- **WHAT YOU ARE ASKED TO DO**
Each entry is to be output as written, so that none is missing.

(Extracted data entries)
* * * *

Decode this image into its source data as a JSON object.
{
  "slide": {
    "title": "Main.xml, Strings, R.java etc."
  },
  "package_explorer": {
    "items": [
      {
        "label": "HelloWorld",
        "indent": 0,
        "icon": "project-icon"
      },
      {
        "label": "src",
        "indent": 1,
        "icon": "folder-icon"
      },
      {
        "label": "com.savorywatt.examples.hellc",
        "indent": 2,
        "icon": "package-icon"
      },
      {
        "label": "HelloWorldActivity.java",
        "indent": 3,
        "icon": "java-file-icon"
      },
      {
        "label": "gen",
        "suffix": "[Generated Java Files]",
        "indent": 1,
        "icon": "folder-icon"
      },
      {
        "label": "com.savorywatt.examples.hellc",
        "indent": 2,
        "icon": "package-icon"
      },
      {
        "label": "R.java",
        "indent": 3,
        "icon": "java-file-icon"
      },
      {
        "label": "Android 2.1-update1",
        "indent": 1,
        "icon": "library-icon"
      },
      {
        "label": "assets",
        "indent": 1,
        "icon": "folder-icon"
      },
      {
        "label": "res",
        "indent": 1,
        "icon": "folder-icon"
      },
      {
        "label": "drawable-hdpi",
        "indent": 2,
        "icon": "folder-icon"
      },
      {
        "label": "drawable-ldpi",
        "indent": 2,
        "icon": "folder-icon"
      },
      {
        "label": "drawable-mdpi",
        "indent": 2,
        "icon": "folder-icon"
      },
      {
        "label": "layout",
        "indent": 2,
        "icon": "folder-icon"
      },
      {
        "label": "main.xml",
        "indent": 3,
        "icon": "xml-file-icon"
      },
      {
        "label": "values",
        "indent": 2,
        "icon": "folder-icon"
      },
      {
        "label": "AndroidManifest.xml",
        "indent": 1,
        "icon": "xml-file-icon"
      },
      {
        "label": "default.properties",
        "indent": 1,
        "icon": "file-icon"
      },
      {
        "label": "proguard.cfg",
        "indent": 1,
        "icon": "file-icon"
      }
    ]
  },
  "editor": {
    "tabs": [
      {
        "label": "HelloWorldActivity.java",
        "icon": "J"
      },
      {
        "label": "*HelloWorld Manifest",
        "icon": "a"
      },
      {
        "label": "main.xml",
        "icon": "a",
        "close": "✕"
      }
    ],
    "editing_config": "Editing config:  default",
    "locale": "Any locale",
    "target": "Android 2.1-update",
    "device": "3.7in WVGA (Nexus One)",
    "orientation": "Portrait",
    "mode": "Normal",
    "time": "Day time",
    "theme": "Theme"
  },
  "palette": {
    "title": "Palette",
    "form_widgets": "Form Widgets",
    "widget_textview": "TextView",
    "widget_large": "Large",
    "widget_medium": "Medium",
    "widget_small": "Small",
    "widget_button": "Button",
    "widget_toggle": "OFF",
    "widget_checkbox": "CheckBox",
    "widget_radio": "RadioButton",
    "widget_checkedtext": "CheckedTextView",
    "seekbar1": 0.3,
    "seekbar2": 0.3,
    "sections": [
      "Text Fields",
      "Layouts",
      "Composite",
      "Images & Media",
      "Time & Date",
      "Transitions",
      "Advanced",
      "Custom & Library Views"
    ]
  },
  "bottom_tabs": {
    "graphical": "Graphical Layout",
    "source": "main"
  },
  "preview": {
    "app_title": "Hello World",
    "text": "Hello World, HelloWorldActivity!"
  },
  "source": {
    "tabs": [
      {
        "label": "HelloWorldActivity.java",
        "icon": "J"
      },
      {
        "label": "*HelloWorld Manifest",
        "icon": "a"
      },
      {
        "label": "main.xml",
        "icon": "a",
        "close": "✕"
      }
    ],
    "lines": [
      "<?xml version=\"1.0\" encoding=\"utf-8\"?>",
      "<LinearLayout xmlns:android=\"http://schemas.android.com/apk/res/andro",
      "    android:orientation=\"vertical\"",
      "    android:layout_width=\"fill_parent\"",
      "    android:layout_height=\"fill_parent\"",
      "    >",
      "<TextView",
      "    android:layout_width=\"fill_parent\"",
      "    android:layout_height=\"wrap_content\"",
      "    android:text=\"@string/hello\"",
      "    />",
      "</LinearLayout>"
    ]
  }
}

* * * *

- **SOLUTION FOR THIS EXERCISE**
Decode this image into its source data as a JSON object.
{
  "slide": {
    "title": "Main.xml, Strings, R.java etc."
  },
  "package_explorer": {
    "items": [
      {
        "label": "HelloWorld",
        "indent": 0,
        "icon": "project-icon"
      },
      {
        "label": "src",
        "indent": 1,
        "icon": "folder-icon"
      },
      {
        "label": "com.savorywatt.examples.hellc",
        "indent": 2,
        "icon": "package-icon"
      },
      {
        "label": "HelloWorldActivity.java",
        "indent": 3,
        "icon": "java-file-icon"
      },
      {
        "label": "gen",
        "suffix": "[Generated Java Files]",
        "indent": 1,
        "icon": "folder-icon"
      },
      {
        "label": "com.savorywatt.examples.hellc",
        "indent": 2,
        "icon": "package-icon"
      },
      {
        "label": "R.java",
        "indent": 3,
        "icon": "java-file-icon"
      },
      {
        "label": "Android 2.1-update1",
        "indent": 1,
        "icon": "library-icon"
      },
      {
        "label": "assets",
        "indent": 1,
        "icon": "folder-icon"
      },
      {
        "label": "res",
        "indent": 1,
        "icon": "folder-icon"
      },
      {
        "label": "drawable-hdpi",
        "indent": 2,
        "icon": "folder-icon"
      },
      {
        "label": "drawable-ldpi",
        "indent": 2,
        "icon": "folder-icon"
      },
      {
        "label": "drawable-mdpi",
        "indent": 2,
        "icon": "folder-icon"
      },
      {
        "label": "layout",
        "indent": 2,
        "icon": "folder-icon"
      },
      {
        "label": "main.xml",
        "indent": 3,
        "icon": "xml-file-icon"
      },
      {
        "label": "values",
        "indent": 2,
        "icon": "folder-icon"
      },
      {
        "label": "AndroidManifest.xml",
        "indent": 1,
        "icon": "xml-file-icon"
      },
      {
        "label": "default.properties",
        "indent": 1,
        "icon": "file-icon"
      },
      {
        "label": "proguard.cfg",
        "indent": 1,
        "icon": "file-icon"
      }
    ]
  },
  "editor": {
    "tabs": [
      {
        "label": "HelloWorldActivity.java",
        "icon": "J"
      },
      {
        "label": "*HelloWorld Manifest",
        "icon": "a"
      },
      {
        "label": "main.xml",
        "icon": "a",
        "close": "✕"
      }
    ],
    "editing_config": "Editing config:  default",
    "locale": "Any locale",
    "target": "Android 2.1-update",
    "device": "3.7in WVGA (Nexus One)",
    "orientation": "Portrait",
    "mode": "Normal",
    "time": "Day time",
    "theme": "Theme"
  },
  "palette": {
    "title": "Palette",
    "form_widgets": "Form Widgets",
    "widget_textview": "TextView",
    "widget_large": "Large",
    "widget_medium": "Medium",
    "widget_small": "Small",
    "widget_button": "Button",
    "widget_toggle": "OFF",
    "widget_checkbox": "CheckBox",
    "widget_radio": "RadioButton",
    "widget_checkedtext": "CheckedTextView",
    "seekbar1": 0.3,
    "seekbar2": 0.3,
    "sections": [
      "Text Fields",
      "Layouts",
      "Composite",
      "Images & Media",
      "Time & Date",
      "Transitions",
      "Advanced",
      "Custom & Library Views"
    ]
  },
  "bottom_tabs": {
    "graphical": "Graphical Layout",
    "source": "main"
  },
  "preview": {
    "app_title": "Hello World",
    "text": "Hello World, HelloWorldActivity!"
  },
  "source": {
    "tabs": [
      {
        "label": "HelloWorldActivity.java",
        "icon": "J"
      },
      {
        "label": "*HelloWorld Manifest",
        "icon": "a"
      },
      {
        "label": "main.xml",
        "icon": "a",
        "close": "✕"
      }
    ],
    "lines": [
      "<?xml version=\"1.0\" encoding=\"utf-8\"?>",
      "<LinearLayout xmlns:android=\"http://schemas.android.com/apk/res/andro",
      "    android:orientation=\"vertical\"",
      "    android:layout_width=\"fill_parent\"",
      "    android:layout_height=\"fill_parent\"",
      "    >",
      "<TextView",
      "    android:layout_width=\"fill_parent\"",
      "    android:layout_height=\"wrap_content\"",
      "    android:text=\"@string/hello\"",
      "    />",
      "</LinearLayout>"
    ]
  }
}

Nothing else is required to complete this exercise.